• **PROBLEM STATEMENT**
Only the count should appear in your answer: how many lines of the data below contain the word "name"?

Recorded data

★ ★ ★ ★ ★

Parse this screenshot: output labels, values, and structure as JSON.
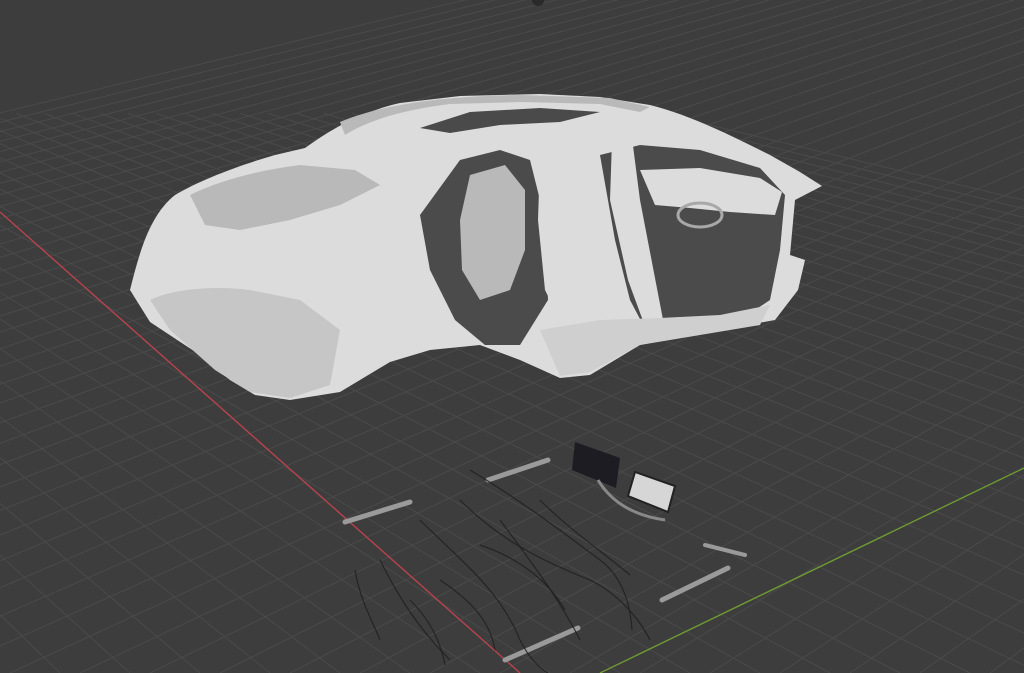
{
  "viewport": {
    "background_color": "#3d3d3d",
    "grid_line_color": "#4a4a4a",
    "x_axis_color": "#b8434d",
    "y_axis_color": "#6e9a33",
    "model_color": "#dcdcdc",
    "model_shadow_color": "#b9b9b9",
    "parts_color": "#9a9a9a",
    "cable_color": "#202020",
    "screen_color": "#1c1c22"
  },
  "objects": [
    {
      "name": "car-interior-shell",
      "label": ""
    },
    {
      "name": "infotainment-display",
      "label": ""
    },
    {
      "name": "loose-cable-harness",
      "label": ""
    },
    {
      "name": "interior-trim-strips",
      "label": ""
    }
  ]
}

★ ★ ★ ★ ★

• **ANSWER TO THIS PROBLEM**
4